The Imperial Ballet, Balanchine, & the Ballets Russes
Once she began training at the Imperial Ballet, Geva began to develop her talents. Although most classes were separated by gender at the Imperial Ballet, ballroom classes were co-ed. In a defining moment, Geva met George Balanchine in a ballroom class at the Imperial Ballet. Marrying him before she turned 18, they began to work together to create brilliant but misunderstood works.
Unhappy with the current conditions in Soviet Russia as well as in the Imperial Ballet itself, Geva and her husband looked towards Paris. While on tour in 1924, Geva, Balanchine, Alexandra Danilova, and Nicholas Efimov refused to return to the Soviet Union. Instead, all four dancers took positions with The Ballets Russes in France, a company that remains one of the most renowned dance companies of all time. However, each of the four dancers would experience different dynamics within the company. Balanchine would become a star choreographer, and Alexandra Danilova, Balanchine’s next wife, would become the star of the Ballets Russes. Efimov and Geva, however, were overlooked.
Geva noted that Diaghilev, the impresario of the Ballets Russes, consistently placed her in the corps de ballet.
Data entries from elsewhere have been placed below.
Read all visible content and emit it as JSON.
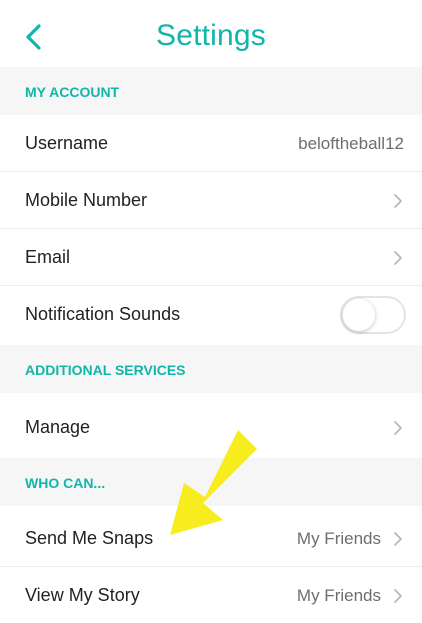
{
  "header": {
    "title": "Settings",
    "back_icon": "chevron-left-icon"
  },
  "sections": {
    "my_account": "MY ACCOUNT",
    "additional_services": "ADDITIONAL SERVICES",
    "who_can": "WHO CAN..."
  },
  "rows": {
    "username": {
      "label": "Username",
      "value": "beloftheball12"
    },
    "mobile": {
      "label": "Mobile Number"
    },
    "email": {
      "label": "Email"
    },
    "notification_sounds": {
      "label": "Notification Sounds",
      "toggle_on": false
    },
    "manage": {
      "label": "Manage"
    },
    "send_snaps": {
      "label": "Send Me Snaps",
      "value": "My Friends"
    },
    "view_story": {
      "label": "View My Story",
      "value": "My Friends"
    }
  },
  "annotation": {
    "arrow_color": "#f7ec1d"
  },
  "colors": {
    "accent": "#0fb6a9",
    "section_bg": "#f6f6f6"
  }
}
In simple terms, she wanted more lead roles and actively pursued them. After the Ballets Russes disbanded, Balanchine and Geva began to work with a new company called La Chauve-Souris. By the time they began work with the Chauve-Souris, Geva and Balanchine were divorced, but they would remain amicable and close throughout their lives, with Geva even nursing Balanchine back to health when he fell ill. As they began work in the US, their partnership would prove crucial.
Arrival in America & Time in Theater
Touring internationally with the Chauve-Souris, Geva brought Balanchine’s choreography to America. Led by Russian-Armenian artist Nikita Balieff, La Chauve-Souris was a touring revue that began in Moscow and continued later in France and the United States. Material from the show consisted of comedy, acting, singing, and dancing. The Chauve-Souris was so influential that their choreography is still performed in the USA today; for example, the Rockette’s famous “Parade of the Wooden Soldiers” is taken from one of the Chauve-Souris’ original shows.
Part of this success was due to Geva’s influence. Her versatile performances were immediately praised, and in many ways, she became the face of new choreographic ideas and styles in America. After her time with the Chauve-Souris, she began her solo career, working on many different projects. Because they were able to keep a close relationship, she appeared in guest roles choreographed by Balanchine with The American Ballet. Then, she began her music and theater career. Geva’s list of performance credits is varied and many, ranging from ballet to more contemporary dance forms like Broadway and film.
On Broadway, she starred in Whoopee (1928), Three’s a Crowd (1930), Flying Colors (1932), and most importantly, On Your Toes (1936). In London, she starred with Raymond Massey in the stage premiere of Robert E. Sherwood’s antiwar play, Idiot’s Delight. In 1953, she appeared in a New York revival of George Bernard Shaw’s Misalliance. In film, she performed in Their Big Moment (1934) and Orchestra Wives (1942). In 1946, she choreographed the dance sequences in the Ben Hecht film Specter of the Rose.
In her later years, Geva mainly served as a teacher and instructor. Additionally, she published her auto-biography Split Seconds in 1972. Over the span of her career, Geva served as a performer, a choreographer, and a teacher in multiple genres. From her, we have not only many works of art but also a written account of dance history.
Tamara Geva: A Multidimensional Dance Artist
Tamara Geva is most often remembered as Balanchine’s first wife and muse in dance scholarship and popular media, but in truth, she was fundamental in developing dance in the USA. Creating the face of American ballet and dance theater in the United States, Geva would establish legendary works and characters like her role in On Your Toes. As we watch dance in America today, it’s important to remember the many women who overcame incredible personal challenges to physically carry the art form to America. Demonstrating resilience, grit, talent, and determination, this was Tamara Geva: a woman who fully embodied what American dance would become.